        But this is the point, I think. We are all born dead in Adam and are only born again in Christ, the Redeemer. There are two kinds of people in the world today: Dead and Alive. We are all born dead and only by the Spirit’s power are we made alive in Christ.

        And JMH is right. We can’t do anything on our own. Dead people can’t bring themselves back to life. Dead people can’t fight. Even belief is impossible.

  3.   rich constant Says:

    john mark
    i get in his “image”
    . although
    sense we are not god we were told what gods good work for us was by him, tending the garden. 🙂
    i still like deviate from gods good for us .
    which is for sure after the knowledge gained through believing the lie.

    why not
    missing the mark of imaging gods intent…
    also i was wondering
    about cane and his faith in god
    i mean there was no law and god punished him .
    seems to me that his faith will be accounted as righteous.
    wondering what you would say
    then there is Paul. no…
    and god being no respecter of persons and miss one little of law and you get cursed ….tree????

    also john mark
    the fall back point of goods elect nation for moses is it not ROM 3.1-2 that kept them from being wiped off the face of the earth.
    and did not god tell them that he would work a work that they would not believe
    they judged Jesus a blasphemer and lied to get pilot to send him to the cross for them…
    god did honor his cov even though they used the law unjustly he honored his cov of law.
    and just a few hours after being forgiven…(hopeing thats right) passover.there first act of judgement????
    we’ll send him to the cross the catch 22 of the law…
    and john mark i think that was their intent.

  4.   rich constant Says:

    p.s. that also speaks of the life of jesus…no sin in him.not dead….like adam

  5.   rich constant Says:

    also would you cut and paste rom 4.16 “faith of abraham”from greek
    paste that right under the same words in rom.3.26and then tell me which contexial meaning i should go with

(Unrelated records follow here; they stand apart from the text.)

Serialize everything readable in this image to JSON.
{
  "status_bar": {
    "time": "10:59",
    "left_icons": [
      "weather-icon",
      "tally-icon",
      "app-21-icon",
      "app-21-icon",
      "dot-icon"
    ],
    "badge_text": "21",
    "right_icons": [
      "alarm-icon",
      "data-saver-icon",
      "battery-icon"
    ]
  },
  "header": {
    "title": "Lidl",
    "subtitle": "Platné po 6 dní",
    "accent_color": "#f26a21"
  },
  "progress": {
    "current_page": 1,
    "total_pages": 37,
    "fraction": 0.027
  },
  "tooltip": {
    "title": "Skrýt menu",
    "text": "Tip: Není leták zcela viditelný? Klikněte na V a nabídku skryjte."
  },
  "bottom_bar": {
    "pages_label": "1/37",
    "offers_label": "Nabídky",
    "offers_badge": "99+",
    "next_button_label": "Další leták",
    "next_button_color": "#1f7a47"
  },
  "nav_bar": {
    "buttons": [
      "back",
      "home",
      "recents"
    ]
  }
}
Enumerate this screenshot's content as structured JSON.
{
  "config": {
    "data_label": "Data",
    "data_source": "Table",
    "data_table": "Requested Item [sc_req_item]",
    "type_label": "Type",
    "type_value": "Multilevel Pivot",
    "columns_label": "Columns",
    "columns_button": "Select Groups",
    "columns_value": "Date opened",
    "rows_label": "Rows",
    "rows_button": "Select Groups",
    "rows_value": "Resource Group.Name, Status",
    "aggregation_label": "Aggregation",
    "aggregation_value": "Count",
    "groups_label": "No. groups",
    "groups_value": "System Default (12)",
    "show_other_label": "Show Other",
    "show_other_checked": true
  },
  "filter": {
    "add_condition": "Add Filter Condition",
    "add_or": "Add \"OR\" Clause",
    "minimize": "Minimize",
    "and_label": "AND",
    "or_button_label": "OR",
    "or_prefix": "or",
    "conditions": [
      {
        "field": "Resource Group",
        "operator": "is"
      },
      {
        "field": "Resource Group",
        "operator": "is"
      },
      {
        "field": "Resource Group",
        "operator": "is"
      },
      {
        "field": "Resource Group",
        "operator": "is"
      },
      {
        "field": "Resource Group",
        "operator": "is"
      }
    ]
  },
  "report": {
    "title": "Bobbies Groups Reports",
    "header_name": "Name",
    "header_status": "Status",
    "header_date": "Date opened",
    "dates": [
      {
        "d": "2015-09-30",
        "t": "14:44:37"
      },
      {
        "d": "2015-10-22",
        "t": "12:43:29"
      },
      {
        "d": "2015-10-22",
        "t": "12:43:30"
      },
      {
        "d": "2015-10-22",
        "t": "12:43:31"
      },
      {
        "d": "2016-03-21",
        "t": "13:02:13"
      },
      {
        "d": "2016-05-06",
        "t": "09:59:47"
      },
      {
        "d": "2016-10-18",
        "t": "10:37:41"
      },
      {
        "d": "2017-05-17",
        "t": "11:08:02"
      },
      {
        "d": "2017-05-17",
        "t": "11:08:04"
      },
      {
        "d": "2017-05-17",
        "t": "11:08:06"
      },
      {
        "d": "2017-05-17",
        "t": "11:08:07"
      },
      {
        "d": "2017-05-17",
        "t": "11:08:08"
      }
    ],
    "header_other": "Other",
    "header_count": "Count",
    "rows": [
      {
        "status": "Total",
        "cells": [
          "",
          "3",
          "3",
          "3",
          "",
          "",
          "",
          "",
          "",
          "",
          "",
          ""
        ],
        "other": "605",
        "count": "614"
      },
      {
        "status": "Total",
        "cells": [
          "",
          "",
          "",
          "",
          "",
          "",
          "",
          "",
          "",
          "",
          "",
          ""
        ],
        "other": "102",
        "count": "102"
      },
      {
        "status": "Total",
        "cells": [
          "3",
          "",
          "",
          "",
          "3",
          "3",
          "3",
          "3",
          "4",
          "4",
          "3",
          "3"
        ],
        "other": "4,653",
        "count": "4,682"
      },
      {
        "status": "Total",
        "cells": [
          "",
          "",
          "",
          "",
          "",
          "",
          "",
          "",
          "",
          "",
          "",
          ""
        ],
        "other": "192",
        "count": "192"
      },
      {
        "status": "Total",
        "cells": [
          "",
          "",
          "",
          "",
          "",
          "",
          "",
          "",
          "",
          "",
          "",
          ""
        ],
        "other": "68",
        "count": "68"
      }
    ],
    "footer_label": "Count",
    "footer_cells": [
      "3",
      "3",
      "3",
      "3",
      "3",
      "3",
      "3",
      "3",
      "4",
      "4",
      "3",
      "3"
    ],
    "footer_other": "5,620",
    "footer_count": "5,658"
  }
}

    i find that oh well what do you think about this present time now past but ever present 🙂

  6.   rich constant Says:

    john mark
    if god is really really really smart
    if god is ” ” ” wise
    and if compare to SAY an angelic creature….

    and Jesus tells his deciples to be as wise as a serpent and as innocent as a dove….
    i would conclude that
    is a godly characteristic
    and was employed in creation…
    knowing what could POSSIBLY come about and plan for that leaving free will intact and time being a factor…look at the last few elections…
    with free will seems to dumb ol me there would be a glitch some where….crap john mark no one sees truth right 🙂
    he just came up with the prefect system.
    justification by faith through grace.

    now if you would please take ROM. 4.16 faith of Abraham
    put that at the end of 3:25
    he passed over the sins previously committed…. to those of the faith of Abraham


  7.   rich constant Says:



  8.   rich constant Says:

    i vacillate all over on this one for years although i think i have come to roost on the word of GOD not CHRIST…

    Romans 10:17

    essentially because that what Jesus said he delivered,his mission

Leave a Reply